• Task statement:
Leaving the pictures aside, repeat the entries exactly.

***** Input for this task *****

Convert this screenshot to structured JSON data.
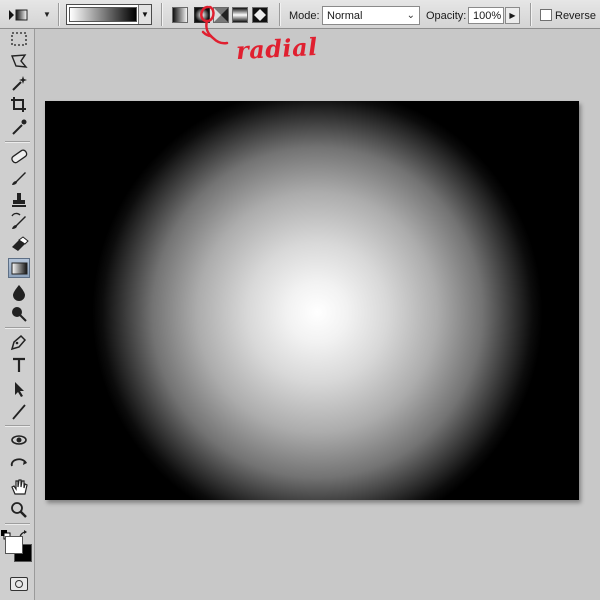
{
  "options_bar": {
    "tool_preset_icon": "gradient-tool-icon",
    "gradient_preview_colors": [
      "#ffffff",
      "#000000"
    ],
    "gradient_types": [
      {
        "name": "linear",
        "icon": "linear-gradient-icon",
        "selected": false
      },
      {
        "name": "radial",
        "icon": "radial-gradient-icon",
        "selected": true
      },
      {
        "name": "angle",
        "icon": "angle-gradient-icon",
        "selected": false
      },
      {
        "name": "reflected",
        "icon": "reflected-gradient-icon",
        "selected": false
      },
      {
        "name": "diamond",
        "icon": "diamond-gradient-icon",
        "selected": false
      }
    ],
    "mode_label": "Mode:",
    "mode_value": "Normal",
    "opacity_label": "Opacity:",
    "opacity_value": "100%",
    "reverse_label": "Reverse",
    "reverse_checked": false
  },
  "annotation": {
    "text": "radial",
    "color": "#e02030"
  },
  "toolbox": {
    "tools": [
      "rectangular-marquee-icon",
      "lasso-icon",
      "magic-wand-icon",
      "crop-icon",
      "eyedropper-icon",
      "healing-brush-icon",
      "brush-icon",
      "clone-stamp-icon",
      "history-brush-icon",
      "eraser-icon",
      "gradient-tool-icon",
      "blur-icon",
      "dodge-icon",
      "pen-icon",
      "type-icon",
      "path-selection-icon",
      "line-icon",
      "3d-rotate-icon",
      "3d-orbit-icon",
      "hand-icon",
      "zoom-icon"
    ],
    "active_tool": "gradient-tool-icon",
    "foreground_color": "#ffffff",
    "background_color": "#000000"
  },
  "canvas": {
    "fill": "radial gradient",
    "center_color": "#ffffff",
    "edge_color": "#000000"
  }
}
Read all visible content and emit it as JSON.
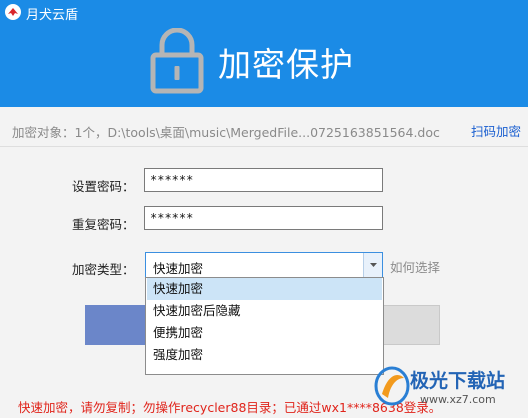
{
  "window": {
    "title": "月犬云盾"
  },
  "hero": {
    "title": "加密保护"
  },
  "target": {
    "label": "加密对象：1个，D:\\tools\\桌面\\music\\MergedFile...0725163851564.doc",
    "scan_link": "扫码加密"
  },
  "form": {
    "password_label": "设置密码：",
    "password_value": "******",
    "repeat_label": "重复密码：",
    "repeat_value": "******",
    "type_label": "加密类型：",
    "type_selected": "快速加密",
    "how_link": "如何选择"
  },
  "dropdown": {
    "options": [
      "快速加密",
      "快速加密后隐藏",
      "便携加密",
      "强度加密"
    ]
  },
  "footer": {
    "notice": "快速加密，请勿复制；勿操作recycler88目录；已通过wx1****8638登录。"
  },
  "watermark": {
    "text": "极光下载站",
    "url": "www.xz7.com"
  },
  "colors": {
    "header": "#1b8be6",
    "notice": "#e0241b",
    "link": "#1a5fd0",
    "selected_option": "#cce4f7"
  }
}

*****

• Solution to the problem:
Convert this screenshot to structured JSON data.
{
  "options_bar": {
    "tool_preset_icon": "gradient-tool-icon",
    "gradient_preview_colors": [
      "#ffffff",
      "#000000"
    ],
    "gradient_types": [
      {
        "name": "linear",
        "icon": "linear-gradient-icon",
        "selected": false
      },
      {
        "name": "radial",
        "icon": "radial-gradient-icon",
        "selected": true
      },
      {
        "name": "angle",
        "icon": "angle-gradient-icon",
        "selected": false
      },
      {
        "name": "reflected",
        "icon": "reflected-gradient-icon",
        "selected": false
      },
      {
        "name": "diamond",
        "icon": "diamond-gradient-icon",
        "selected": false
      }
    ],
    "mode_label": "Mode:",
    "mode_value": "Normal",
    "opacity_label": "Opacity:",
    "opacity_value": "100%",
    "reverse_label": "Reverse",
    "reverse_checked": false
  },
  "annotation": {
    "text": "radial",
    "color": "#e02030"
  },
  "toolbox": {
    "tools": [
      "rectangular-marquee-icon",
      "lasso-icon",
      "magic-wand-icon",
      "crop-icon",
      "eyedropper-icon",
      "healing-brush-icon",
      "brush-icon",
      "clone-stamp-icon",
      "history-brush-icon",
      "eraser-icon",
      "gradient-tool-icon",
      "blur-icon",
      "dodge-icon",
      "pen-icon",
      "type-icon",
      "path-selection-icon",
      "line-icon",
      "3d-rotate-icon",
      "3d-orbit-icon",
      "hand-icon",
      "zoom-icon"
    ],
    "active_tool": "gradient-tool-icon",
    "foreground_color": "#ffffff",
    "background_color": "#000000"
  },
  "canvas": {
    "fill": "radial gradient",
    "center_color": "#ffffff",
    "edge_color": "#000000"
  }
}
Read all visible content and emit it as JSON.
{
  "window": {
    "title": "月犬云盾"
  },
  "hero": {
    "title": "加密保护"
  },
  "target": {
    "label": "加密对象：1个，D:\\tools\\桌面\\music\\MergedFile...0725163851564.doc",
    "scan_link": "扫码加密"
  },
  "form": {
    "password_label": "设置密码：",
    "password_value": "******",
    "repeat_label": "重复密码：",
    "repeat_value": "******",
    "type_label": "加密类型：",
    "type_selected": "快速加密",
    "how_link": "如何选择"
  },
  "dropdown": {
    "options": [
      "快速加密",
      "快速加密后隐藏",
      "便携加密",
      "强度加密"
    ]
  },
  "footer": {
    "notice": "快速加密，请勿复制；勿操作recycler88目录；已通过wx1****8638登录。"
  },
  "watermark": {
    "text": "极光下载站",
    "url": "www.xz7.com"
  },
  "colors": {
    "header": "#1b8be6",
    "notice": "#e0241b",
    "link": "#1a5fd0",
    "selected_option": "#cce4f7"
  }
}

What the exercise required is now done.